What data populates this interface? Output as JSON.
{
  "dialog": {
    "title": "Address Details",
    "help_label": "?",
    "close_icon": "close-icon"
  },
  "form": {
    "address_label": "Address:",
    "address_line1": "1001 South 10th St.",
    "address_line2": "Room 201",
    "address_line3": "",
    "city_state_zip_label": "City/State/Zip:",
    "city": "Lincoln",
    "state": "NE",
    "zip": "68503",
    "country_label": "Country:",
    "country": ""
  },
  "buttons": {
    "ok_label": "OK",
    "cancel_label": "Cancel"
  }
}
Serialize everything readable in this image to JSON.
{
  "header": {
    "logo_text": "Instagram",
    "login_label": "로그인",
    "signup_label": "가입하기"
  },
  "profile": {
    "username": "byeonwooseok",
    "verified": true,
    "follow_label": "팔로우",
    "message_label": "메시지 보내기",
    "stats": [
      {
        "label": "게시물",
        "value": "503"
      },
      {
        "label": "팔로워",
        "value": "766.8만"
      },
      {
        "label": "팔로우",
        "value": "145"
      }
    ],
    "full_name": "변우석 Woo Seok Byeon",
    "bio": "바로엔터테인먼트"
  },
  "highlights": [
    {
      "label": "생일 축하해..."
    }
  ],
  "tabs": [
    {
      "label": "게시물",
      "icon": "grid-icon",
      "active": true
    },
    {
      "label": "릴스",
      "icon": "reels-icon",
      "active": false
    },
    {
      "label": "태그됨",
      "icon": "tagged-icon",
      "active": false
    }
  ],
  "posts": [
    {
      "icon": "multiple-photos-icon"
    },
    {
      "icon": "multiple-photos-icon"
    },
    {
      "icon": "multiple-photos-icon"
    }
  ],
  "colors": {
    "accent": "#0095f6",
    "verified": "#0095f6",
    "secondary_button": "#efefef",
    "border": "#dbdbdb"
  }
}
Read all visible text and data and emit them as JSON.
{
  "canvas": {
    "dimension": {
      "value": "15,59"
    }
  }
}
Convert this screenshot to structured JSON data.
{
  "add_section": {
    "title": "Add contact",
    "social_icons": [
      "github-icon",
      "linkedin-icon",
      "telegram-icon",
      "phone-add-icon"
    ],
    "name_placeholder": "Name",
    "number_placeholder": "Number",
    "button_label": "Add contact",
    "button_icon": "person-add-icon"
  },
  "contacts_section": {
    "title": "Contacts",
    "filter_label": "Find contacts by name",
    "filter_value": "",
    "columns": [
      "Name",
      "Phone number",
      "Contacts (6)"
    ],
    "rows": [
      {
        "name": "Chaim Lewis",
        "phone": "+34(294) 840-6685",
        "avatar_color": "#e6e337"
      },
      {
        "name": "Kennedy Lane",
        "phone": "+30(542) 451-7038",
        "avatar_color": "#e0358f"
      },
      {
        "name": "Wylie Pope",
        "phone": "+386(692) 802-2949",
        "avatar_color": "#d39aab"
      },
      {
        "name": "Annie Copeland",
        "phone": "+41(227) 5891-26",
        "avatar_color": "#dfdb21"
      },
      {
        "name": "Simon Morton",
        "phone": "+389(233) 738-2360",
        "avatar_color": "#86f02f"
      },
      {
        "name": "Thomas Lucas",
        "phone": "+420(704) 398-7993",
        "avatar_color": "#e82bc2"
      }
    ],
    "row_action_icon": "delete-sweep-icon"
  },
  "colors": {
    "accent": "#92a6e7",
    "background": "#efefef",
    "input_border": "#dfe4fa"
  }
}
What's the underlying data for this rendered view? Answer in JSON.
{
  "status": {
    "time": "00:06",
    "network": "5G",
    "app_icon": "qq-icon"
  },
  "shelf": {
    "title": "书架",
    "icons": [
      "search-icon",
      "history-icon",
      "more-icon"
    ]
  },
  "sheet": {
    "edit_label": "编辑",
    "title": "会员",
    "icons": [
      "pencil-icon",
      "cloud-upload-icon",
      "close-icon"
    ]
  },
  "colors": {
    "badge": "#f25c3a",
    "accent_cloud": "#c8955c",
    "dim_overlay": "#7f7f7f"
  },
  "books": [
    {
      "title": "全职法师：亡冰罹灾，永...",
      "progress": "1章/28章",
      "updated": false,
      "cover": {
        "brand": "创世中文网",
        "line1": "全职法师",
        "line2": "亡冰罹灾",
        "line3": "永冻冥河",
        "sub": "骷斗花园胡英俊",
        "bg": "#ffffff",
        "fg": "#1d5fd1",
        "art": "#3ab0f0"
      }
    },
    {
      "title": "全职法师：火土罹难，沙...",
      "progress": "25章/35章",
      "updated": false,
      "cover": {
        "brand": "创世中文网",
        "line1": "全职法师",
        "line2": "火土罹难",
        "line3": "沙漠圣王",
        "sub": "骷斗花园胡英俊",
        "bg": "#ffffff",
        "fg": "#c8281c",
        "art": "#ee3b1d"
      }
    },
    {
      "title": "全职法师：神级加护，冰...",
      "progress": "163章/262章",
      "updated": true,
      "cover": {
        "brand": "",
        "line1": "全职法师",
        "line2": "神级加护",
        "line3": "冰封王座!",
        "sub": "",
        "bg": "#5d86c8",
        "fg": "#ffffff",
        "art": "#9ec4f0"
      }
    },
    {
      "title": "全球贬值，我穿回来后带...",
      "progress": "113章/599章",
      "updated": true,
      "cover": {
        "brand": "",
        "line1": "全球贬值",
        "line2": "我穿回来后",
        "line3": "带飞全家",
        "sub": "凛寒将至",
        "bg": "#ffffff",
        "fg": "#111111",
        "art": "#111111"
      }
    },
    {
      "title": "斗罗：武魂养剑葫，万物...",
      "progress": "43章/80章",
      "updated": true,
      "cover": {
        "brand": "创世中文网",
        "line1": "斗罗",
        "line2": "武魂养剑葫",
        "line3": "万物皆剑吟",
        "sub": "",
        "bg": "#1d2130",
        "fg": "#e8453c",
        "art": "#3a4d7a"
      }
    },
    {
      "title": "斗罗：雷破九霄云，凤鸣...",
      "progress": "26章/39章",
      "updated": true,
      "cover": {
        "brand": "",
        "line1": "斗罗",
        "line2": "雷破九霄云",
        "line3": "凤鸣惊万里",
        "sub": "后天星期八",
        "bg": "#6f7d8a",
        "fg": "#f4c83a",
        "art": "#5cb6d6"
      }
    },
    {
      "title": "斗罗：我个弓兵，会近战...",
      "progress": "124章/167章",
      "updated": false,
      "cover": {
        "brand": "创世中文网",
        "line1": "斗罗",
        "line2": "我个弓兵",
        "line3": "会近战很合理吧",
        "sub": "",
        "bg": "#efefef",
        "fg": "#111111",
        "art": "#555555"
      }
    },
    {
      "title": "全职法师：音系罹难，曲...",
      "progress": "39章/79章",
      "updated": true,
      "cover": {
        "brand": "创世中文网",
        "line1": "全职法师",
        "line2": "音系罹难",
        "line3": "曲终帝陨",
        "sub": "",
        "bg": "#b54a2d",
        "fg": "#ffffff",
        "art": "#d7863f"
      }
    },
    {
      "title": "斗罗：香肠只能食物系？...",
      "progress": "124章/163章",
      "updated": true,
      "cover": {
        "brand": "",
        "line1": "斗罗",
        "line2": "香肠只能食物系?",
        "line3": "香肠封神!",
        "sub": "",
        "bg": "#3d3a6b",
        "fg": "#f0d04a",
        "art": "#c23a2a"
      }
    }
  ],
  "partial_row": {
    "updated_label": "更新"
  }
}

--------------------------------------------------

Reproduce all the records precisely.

What data populates this interface? Output as JSON.
{
  "dialog": {
    "title": "Address Details",
    "help_label": "?",
    "close_icon": "close-icon"
  },
  "form": {
    "address_label": "Address:",
    "address_line1": "1001 South 10th St.",
    "address_line2": "Room 201",
    "address_line3": "",
    "city_state_zip_label": "City/State/Zip:",
    "city": "Lincoln",
    "state": "NE",
    "zip": "68503",
    "country_label": "Country:",
    "country": ""
  },
  "buttons": {
    "ok_label": "OK",
    "cancel_label": "Cancel"
  }
}
Serialize everything readable in this image to JSON.
{
  "header": {
    "logo_text": "Instagram",
    "login_label": "로그인",
    "signup_label": "가입하기"
  },
  "profile": {
    "username": "byeonwooseok",
    "verified": true,
    "follow_label": "팔로우",
    "message_label": "메시지 보내기",
    "stats": [
      {
        "label": "게시물",
        "value": "503"
      },
      {
        "label": "팔로워",
        "value": "766.8만"
      },
      {
        "label": "팔로우",
        "value": "145"
      }
    ],
    "full_name": "변우석 Woo Seok Byeon",
    "bio": "바로엔터테인먼트"
  },
  "highlights": [
    {
      "label": "생일 축하해..."
    }
  ],
  "tabs": [
    {
      "label": "게시물",
      "icon": "grid-icon",
      "active": true
    },
    {
      "label": "릴스",
      "icon": "reels-icon",
      "active": false
    },
    {
      "label": "태그됨",
      "icon": "tagged-icon",
      "active": false
    }
  ],
  "posts": [
    {
      "icon": "multiple-photos-icon"
    },
    {
      "icon": "multiple-photos-icon"
    },
    {
      "icon": "multiple-photos-icon"
    }
  ],
  "colors": {
    "accent": "#0095f6",
    "verified": "#0095f6",
    "secondary_button": "#efefef",
    "border": "#dbdbdb"
  }
}
Read all visible text and data and emit them as JSON.
{
  "canvas": {
    "dimension": {
      "value": "15,59"
    }
  }
}
Convert this screenshot to structured JSON data.
{
  "add_section": {
    "title": "Add contact",
    "social_icons": [
      "github-icon",
      "linkedin-icon",
      "telegram-icon",
      "phone-add-icon"
    ],
    "name_placeholder": "Name",
    "number_placeholder": "Number",
    "button_label": "Add contact",
    "button_icon": "person-add-icon"
  },
  "contacts_section": {
    "title": "Contacts",
    "filter_label": "Find contacts by name",
    "filter_value": "",
    "columns": [
      "Name",
      "Phone number",
      "Contacts (6)"
    ],
    "rows": [
      {
        "name": "Chaim Lewis",
        "phone": "+34(294) 840-6685",
        "avatar_color": "#e6e337"
      },
      {
        "name": "Kennedy Lane",
        "phone": "+30(542) 451-7038",
        "avatar_color": "#e0358f"
      },
      {
        "name": "Wylie Pope",
        "phone": "+386(692) 802-2949",
        "avatar_color": "#d39aab"
      },
      {
        "name": "Annie Copeland",
        "phone": "+41(227) 5891-26",
        "avatar_color": "#dfdb21"
      },
      {
        "name": "Simon Morton",
        "phone": "+389(233) 738-2360",
        "avatar_color": "#86f02f"
      },
      {
        "name": "Thomas Lucas",
        "phone": "+420(704) 398-7993",
        "avatar_color": "#e82bc2"
      }
    ],
    "row_action_icon": "delete-sweep-icon"
  },
  "colors": {
    "accent": "#92a6e7",
    "background": "#efefef",
    "input_border": "#dfe4fa"
  }
}
What's the underlying data for this rendered view? Answer in JSON.
{
  "status": {
    "time": "00:06",
    "network": "5G",
    "app_icon": "qq-icon"
  },
  "shelf": {
    "title": "书架",
    "icons": [
      "search-icon",
      "history-icon",
      "more-icon"
    ]
  },
  "sheet": {
    "edit_label": "编辑",
    "title": "会员",
    "icons": [
      "pencil-icon",
      "cloud-upload-icon",
      "close-icon"
    ]
  },
  "colors": {
    "badge": "#f25c3a",
    "accent_cloud": "#c8955c",
    "dim_overlay": "#7f7f7f"
  },
  "books": [
    {
      "title": "全职法师：亡冰罹灾，永...",
      "progress": "1章/28章",
      "updated": false,
      "cover": {
        "brand": "创世中文网",
        "line1": "全职法师",
        "line2": "亡冰罹灾",
        "line3": "永冻冥河",
        "sub": "骷斗花园胡英俊",
        "bg": "#ffffff",
        "fg": "#1d5fd1",
        "art": "#3ab0f0"
      }
    },
    {
      "title": "全职法师：火土罹难，沙...",
      "progress": "25章/35章",
      "updated": false,
      "cover": {
        "brand": "创世中文网",
        "line1": "全职法师",
        "line2": "火土罹难",
        "line3": "沙漠圣王",
        "sub": "骷斗花园胡英俊",
        "bg": "#ffffff",
        "fg": "#c8281c",
        "art": "#ee3b1d"
      }
    },
    {
      "title": "全职法师：神级加护，冰...",
      "progress": "163章/262章",
      "updated": true,
      "cover": {
        "brand": "",
        "line1": "全职法师",
        "line2": "神级加护",
        "line3": "冰封王座!",
        "sub": "",
        "bg": "#5d86c8",
        "fg": "#ffffff",
        "art": "#9ec4f0"
      }
    },
    {
      "title": "全球贬值，我穿回来后带...",
      "progress": "113章/599章",
      "updated": true,
      "cover": {
        "brand": "",
        "line1": "全球贬值",
        "line2": "我穿回来后",
        "line3": "带飞全家",
        "sub": "凛寒将至",
        "bg": "#ffffff",
        "fg": "#111111",
        "art": "#111111"
      }
    },
    {
      "title": "斗罗：武魂养剑葫，万物...",
      "progress": "43章/80章",
      "updated": true,
      "cover": {
        "brand": "创世中文网",
        "line1": "斗罗",
        "line2": "武魂养剑葫",
        "line3": "万物皆剑吟",
        "sub": "",
        "bg": "#1d2130",
        "fg": "#e8453c",
        "art": "#3a4d7a"
      }
    },
    {
      "title": "斗罗：雷破九霄云，凤鸣...",
      "progress": "26章/39章",
      "updated": true,
      "cover": {
        "brand": "",
        "line1": "斗罗",
        "line2": "雷破九霄云",
        "line3": "凤鸣惊万里",
        "sub": "后天星期八",
        "bg": "#6f7d8a",
        "fg": "#f4c83a",
        "art": "#5cb6d6"
      }
    },
    {
      "title": "斗罗：我个弓兵，会近战...",
      "progress": "124章/167章",
      "updated": false,
      "cover": {
        "brand": "创世中文网",
        "line1": "斗罗",
        "line2": "我个弓兵",
        "line3": "会近战很合理吧",
        "sub": "",
        "bg": "#efefef",
        "fg": "#111111",
        "art": "#555555"
      }
    },
    {
      "title": "全职法师：音系罹难，曲...",
      "progress": "39章/79章",
      "updated": true,
      "cover": {
        "brand": "创世中文网",
        "line1": "全职法师",
        "line2": "音系罹难",
        "line3": "曲终帝陨",
        "sub": "",
        "bg": "#b54a2d",
        "fg": "#ffffff",
        "art": "#d7863f"
      }
    },
    {
      "title": "斗罗：香肠只能食物系？...",
      "progress": "124章/163章",
      "updated": true,
      "cover": {
        "brand": "",
        "line1": "斗罗",
        "line2": "香肠只能食物系?",
        "line3": "香肠封神!",
        "sub": "",
        "bg": "#3d3a6b",
        "fg": "#f0d04a",
        "art": "#c23a2a"
      }
    }
  ],
  "partial_row": {
    "updated_label": "更新"
  }
}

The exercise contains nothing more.